The combination Cold-Wet/Cold-Dry Clothing System (M-1951) can be configured into two ensembles. The cold-wet ensemble is worn above 14°F, and the cold-dry ensemble is worn below 14°F. The cold-dry ensemble protects down to -60°F. The cold-wet configuration differs from the cold-dry in the number of layers and the choice of boots. The system uses layers of wool/cotton fabrics to trap air for insulation, and a water-repellent outer garment to maintain dryness.

basic components of cold-wet weather uniformfigure 1. basic components of cold-wet weather uniformbasic components of cold-dry weather uniformfigure 2. basic components of cold-dry weather uniform

Cold Weather Conditions

The use of cold weather clothing is affected by two types of weather conditions: wet and dry. These conditions are amplified by humidity coupled with temperature and wind velocity; high humidity (wet conditions), low humidity (dry conditions).

Cold-wet conditions occur when temperatures are near freezing and variations in day and night temperatures cause alternate freezing and thawing. This freezing and thawing is often accompanied by rain and wet snow, causing the ground to become muddy and slushy. During these periods troops should wear clothing which consists of a water-repellent, wind-resistant outer layer and inner layers with sufficient insulation to provide ample protection in moderately cold weather (above 14°F).

Cold-dry conditions occur when average temperatures are lower than 14°F. The ground is usually frozen and snow is usually dry, in the form of fine crystals. Strong winds cause low temperatures to seem colder and increase the need for protection of the entire body (windchill). During these periods, troops should have available additional insulating layers of clothing. This is particularly true when entering static situations form a period of strenuous exercise.

Components

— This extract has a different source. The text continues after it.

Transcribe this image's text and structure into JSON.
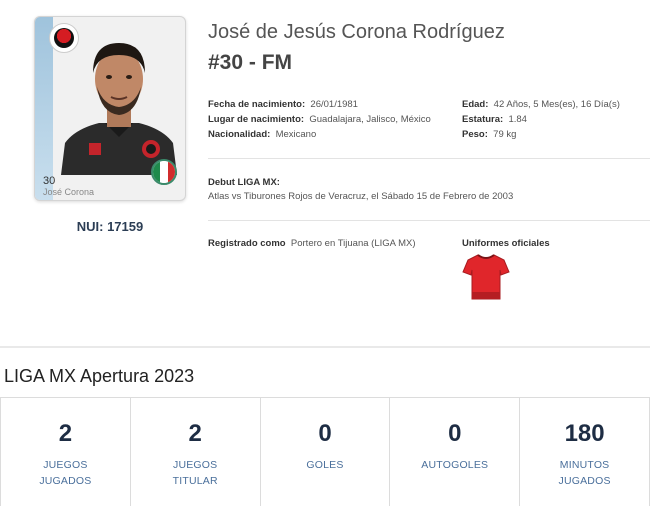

LayerCold-Wet (fig. 1)Cold-Dry (fig. 2)
Innerwinter undershirt and drawers (1, 2), trouser suspenders (4)winter undershirt and drawers (1, 2), trouser suspenders (6)
The suspenders may be worn over the undershirt and support the drawers and all succeeding layers of trousers.
Intermediatetopwool flannel shirt (6)wool flannel shirt (7)
The shirt may be worn either tucked inside the trousers for additional warmth or outside the trousers for better ventilation.
bottomwool serge trousers (5)field trouser liner (8)
Outertopfield coat with liner (9, 10)field coat with liner (13, 12), parka with liner
bottomfield trousers (7)field trousers (9), arctic trousers with liner (16, 15)
Snow Camouflageparka, trousers, rucksack cover, mitten shell
Headwearfield cap (11), pile field cap, winter hood (13)field cap (11), pile field cap, winter hood with fur ruff (14)
Handwearblack leather gloves (12) with inserts, special cotton insert gloves (in summer months for protection against insect bites), trigger finger mitten shells with insertsblack leather gloves with inserts, special cotton insert gloves, trigger finger mitten shells with inserts, lightweight anti contact gloves (for delicate finger operations), arctic mitten set
Footwearwool OD-9 cushion sole socks (3), mickey mouse boots (8)wool OD-9 cushion sole socks (3), 2 pair of wool natural socks (4), wool felt white socks (5), mukluk boots (10), bunny boots (not shown)

items 4, 5 and 10 of the cold-dry ensemble and pile field cap of the cold-wet and cold-dry ensembles were rescinded in Changes No. 1, 15 January 1963, to FM 31-70, 24 February 1959.

Instruction

Improvement

Some items were replaced by M65 items.

References

  • http://hdl.handle.net/2027/uiug.30112101586482?urlappend=%3Bseq=151
  • https://babel.hathitrust.org/cgi/pt?id=mdp.35112104235520;view=1up;seq=1172
  • https://babel.hathitrust.org/cgi/pt?id=uiug.30112101586466;view=1up;seq=144